I rode my custom carbon fiber Alchemy Atlas frame for all three rides. In addition, Alchemy makes a Gravel specific bike in the Ronin It was built 4 years ago, at the time as an "all-road" bike with road geometry and the ability to fit a 32c tire with knobbies as the max tire size, a 2x Shimano Di2 drivetrain and older Enve SES hooked rim wheels. I have been testing a new set of Alchemy carbon road wheels, and so far the only difference I notice is that they are faster than the Enve wheels, look for a full review coming soon! The Atlas is light, quick, and handles extremely well. I had a weird mix of tires for Crooked Gravel, a Challenge Chicane 33 up front, and a Donnelly CDG 30 in the rear. Bigger tires would have absolutely been more forgiving for Crooked, especially because the descents were long. For Ned and SBT I was able to source a pair of Donnelly Xplor USH 32 tires, and they were perfect. Run at a lower pressure, 38 in the front and 44 in the rear, they were grippy enough off-road, and really fast on the paved and hard pack gravel sections.
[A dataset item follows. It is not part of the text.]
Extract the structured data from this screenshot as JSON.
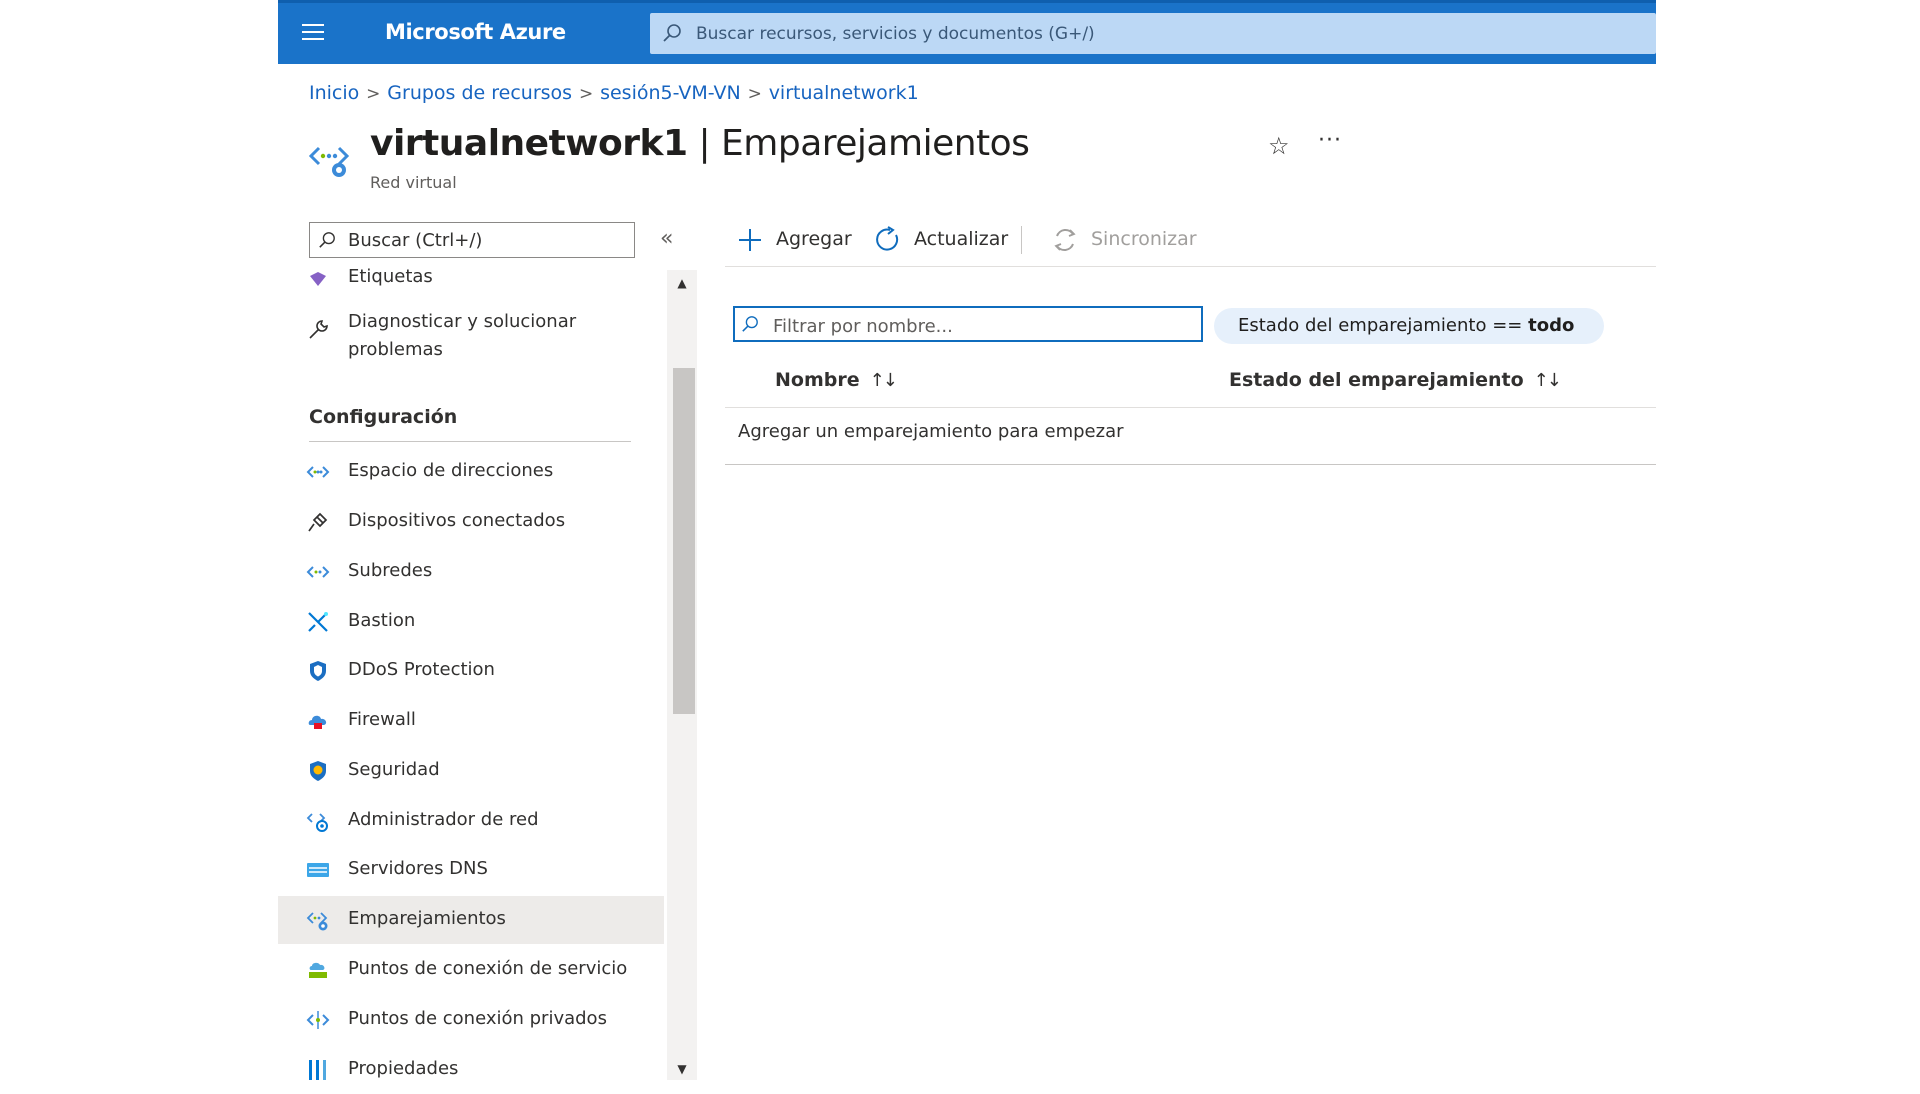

There were a few sandy sections at SBT where I was slipping and sliding and literally surfing the dirt, but on such a long day with mostly smooth and hard pack terrain, I think a larger tire would be more comfortable, but also slower. All in all, a great machine built more for speed than comfort. Not a single flat or mechanical incident occurred at any of the rides, save for a dropped chain at Ned, blasting down a steep dirt descent with a vicious washboard section. And, thanks to my Alchemy carbon water bottle cages, no water bottles were lost or abandoned during the cumulative effort of almost 300 miles of gravel!
The Round Up
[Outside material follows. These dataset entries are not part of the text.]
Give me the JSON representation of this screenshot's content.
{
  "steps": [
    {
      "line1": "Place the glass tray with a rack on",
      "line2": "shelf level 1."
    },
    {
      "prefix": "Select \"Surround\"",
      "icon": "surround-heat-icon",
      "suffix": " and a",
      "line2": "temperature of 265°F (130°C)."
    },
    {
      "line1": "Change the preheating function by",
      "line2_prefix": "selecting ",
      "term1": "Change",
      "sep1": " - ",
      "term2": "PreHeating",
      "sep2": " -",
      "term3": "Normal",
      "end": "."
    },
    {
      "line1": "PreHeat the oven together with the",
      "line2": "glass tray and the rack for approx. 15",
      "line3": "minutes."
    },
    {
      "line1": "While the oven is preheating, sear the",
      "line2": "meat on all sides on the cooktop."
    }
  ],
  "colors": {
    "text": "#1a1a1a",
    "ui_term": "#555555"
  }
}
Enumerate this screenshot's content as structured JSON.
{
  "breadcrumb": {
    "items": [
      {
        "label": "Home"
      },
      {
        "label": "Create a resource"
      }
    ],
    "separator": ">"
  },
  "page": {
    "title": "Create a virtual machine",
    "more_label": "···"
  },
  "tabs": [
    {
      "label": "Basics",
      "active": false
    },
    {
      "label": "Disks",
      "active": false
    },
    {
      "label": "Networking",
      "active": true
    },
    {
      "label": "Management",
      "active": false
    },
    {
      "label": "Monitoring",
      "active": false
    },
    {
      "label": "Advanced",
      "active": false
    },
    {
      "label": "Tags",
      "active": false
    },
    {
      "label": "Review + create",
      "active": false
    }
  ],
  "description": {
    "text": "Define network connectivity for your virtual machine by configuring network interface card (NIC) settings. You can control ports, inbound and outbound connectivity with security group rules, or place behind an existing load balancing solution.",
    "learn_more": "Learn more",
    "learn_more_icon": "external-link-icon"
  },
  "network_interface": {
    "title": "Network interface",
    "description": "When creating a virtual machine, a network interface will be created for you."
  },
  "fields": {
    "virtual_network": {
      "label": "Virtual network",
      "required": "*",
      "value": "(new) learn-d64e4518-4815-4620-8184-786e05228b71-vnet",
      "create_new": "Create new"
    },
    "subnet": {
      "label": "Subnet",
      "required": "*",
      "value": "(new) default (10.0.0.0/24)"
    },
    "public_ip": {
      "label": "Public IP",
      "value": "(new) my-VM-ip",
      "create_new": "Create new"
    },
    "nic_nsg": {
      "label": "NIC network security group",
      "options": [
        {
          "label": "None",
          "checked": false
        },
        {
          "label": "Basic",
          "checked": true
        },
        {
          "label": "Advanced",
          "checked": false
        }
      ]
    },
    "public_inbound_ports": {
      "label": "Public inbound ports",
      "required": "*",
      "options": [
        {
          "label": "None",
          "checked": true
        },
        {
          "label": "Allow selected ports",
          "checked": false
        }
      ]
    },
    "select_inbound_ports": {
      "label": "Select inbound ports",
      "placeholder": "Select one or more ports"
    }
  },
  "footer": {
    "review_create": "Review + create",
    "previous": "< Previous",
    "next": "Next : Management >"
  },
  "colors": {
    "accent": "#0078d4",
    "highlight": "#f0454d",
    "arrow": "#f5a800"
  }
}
SBT was hands down the best of these events, and with multiple courses on offer, a rider could definitely spend far less time in the saddle and far more time at the expo and post race party if they so desired. It was also the furthest away from the front range, and planning on spending the weekend there is a good idea, but book your hotel or campsite early, as things fill up quickly. Ned was the next best, and for anyone dipping their toes into gravel racing, probably the best bet. It is the closest to the front range, shorter courses, so it doesn't have to take up your whole weekend, or even the whole day. This also had the gnarliest course, the only one of the three where you really should not be riding a road bike. That said, this course was also the most fun, especially if being under-biked on rough terrain excites you. As a bonus, Nederland is such a unique and cool place to spend a couple hours post race. That unfortunately leaves Crooked Gravel as my least favorite of these events. It was an exceptionally hard course, and really put the grind into a gravel grinder. As I stated earlier, my hope for this event is that it grows and improves, and I am glad I raced it, and probably would again. If for nothing else it proved a tremendously hard training ride a few weeks out from SBT.
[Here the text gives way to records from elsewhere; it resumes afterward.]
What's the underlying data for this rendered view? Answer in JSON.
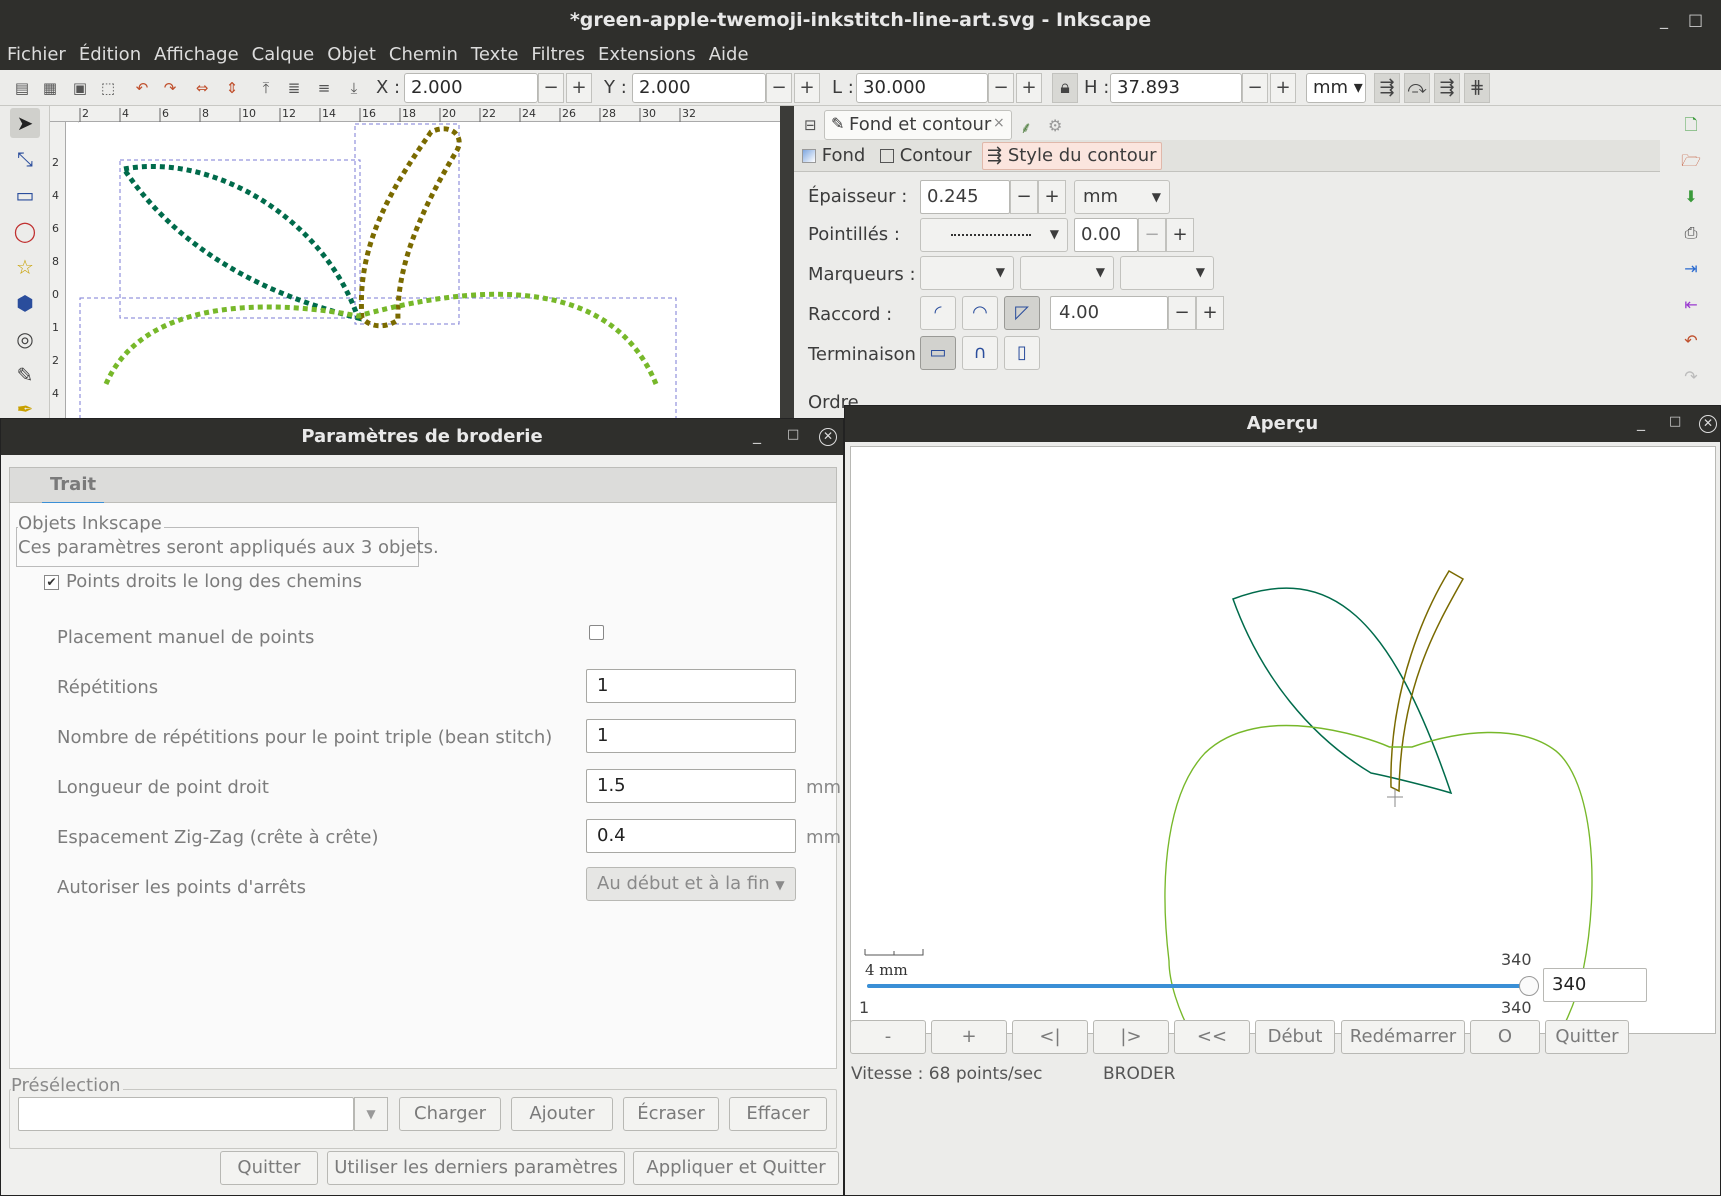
{
  "window": {
    "title": "*green-apple-twemoji-inkstitch-line-art.svg - Inkscape",
    "minimize": "_",
    "maximize": "□",
    "close": "✕"
  },
  "menu": [
    "Fichier",
    "Édition",
    "Affichage",
    "Calque",
    "Objet",
    "Chemin",
    "Texte",
    "Filtres",
    "Extensions",
    "Aide"
  ],
  "toolbar": {
    "x_label": "X :",
    "x_value": "2.000",
    "y_label": "Y :",
    "y_value": "2.000",
    "w_label": "L :",
    "w_value": "30.000",
    "h_label": "H :",
    "h_value": "37.893",
    "unit": "mm",
    "minus": "−",
    "plus": "+"
  },
  "ruler": {
    "ticks": [
      "2",
      "4",
      "6",
      "8",
      "10",
      "12",
      "14",
      "16",
      "18",
      "20",
      "22",
      "24",
      "26",
      "28",
      "30",
      "32"
    ],
    "left_ticks": [
      "2",
      "4",
      "6",
      "8",
      "0",
      "1",
      "2",
      "4"
    ]
  },
  "fill_stroke": {
    "panel_title": "Fond et contour",
    "close": "×",
    "tabs": [
      "Fond",
      "Contour",
      "Style du contour"
    ],
    "active_tab": "Style du contour",
    "width_label": "Épaisseur :",
    "width_value": "0.245",
    "width_unit": "mm",
    "dashes_label": "Pointillés :",
    "dash_offset": "0.00",
    "markers_label": "Marqueurs :",
    "join_label": "Raccord :",
    "miter_value": "4.00",
    "cap_label": "Terminaison :",
    "order_label": "Ordre"
  },
  "embroidery_dialog": {
    "title": "Paramètres de broderie",
    "tab": "Trait",
    "group_title": "Objets Inkscape",
    "group_text": "Ces paramètres seront appliqués aux 3 objets.",
    "running_stitch_label": "Points droits le long des chemins",
    "running_stitch_checked": true,
    "params": [
      {
        "label": "Placement manuel de points",
        "type": "checkbox",
        "value": ""
      },
      {
        "label": "Répétitions",
        "type": "entry",
        "value": "1",
        "unit": ""
      },
      {
        "label": "Nombre de répétitions pour le point triple (bean stitch)",
        "type": "entry",
        "value": "1",
        "unit": ""
      },
      {
        "label": "Longueur de point droit",
        "type": "entry",
        "value": "1.5",
        "unit": "mm"
      },
      {
        "label": "Espacement Zig-Zag (crête à crête)",
        "type": "entry",
        "value": "0.4",
        "unit": "mm"
      },
      {
        "label": "Autoriser les points d'arrêts",
        "type": "select",
        "value": "Au début et à la fin",
        "unit": ""
      }
    ],
    "preset_label": "Présélection",
    "preset_value": "",
    "preset_buttons": [
      "Charger",
      "Ajouter",
      "Écraser",
      "Effacer"
    ],
    "footer_buttons": [
      "Quitter",
      "Utiliser les derniers paramètres",
      "Appliquer et Quitter"
    ]
  },
  "preview": {
    "title": "Aperçu",
    "scale_label": "4  mm",
    "slider_min": "1",
    "slider_max": "340",
    "slider_value_top": "340",
    "slider_value_bottom": "340",
    "slider_fraction": 1.0,
    "stitch_value": "340",
    "buttons": [
      "-",
      "+",
      "<|",
      "|>",
      "<<",
      "Début",
      "Redémarrer",
      "O",
      "Quitter"
    ],
    "status_speed": "Vitesse : 68 points/sec",
    "status_mode": "BRODER"
  },
  "colors": {
    "leaf": "#006b4b",
    "stem": "#7a6a00",
    "apple": "#77b82a",
    "accent": "#3a8fd6"
  }
}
In conclusion, the best part about all of these events is that you get to feel relatively safe riding new roads and new terrain. There is safety in numbers, and having on course support like road signs, aid stations, and course marshals stationed at intersections makes the logistics of tackling a bigger ride someone else's problem. You just get to clip in, pedal, and enjoy the scenery. The community and post ride celebrations are a great way to decompress, and share and celebrate with non riders as well. Plenty of families and children together at the events make them feel more inclusive and wholesome than your typical race. The overall winner of SBT GRVL, Alex Howes, even brought his baby onto the top step of the podium to celebrate!
Here's to getting out there, exploring new roads, meeting new people, and being part of growing our little community of dirt lovers!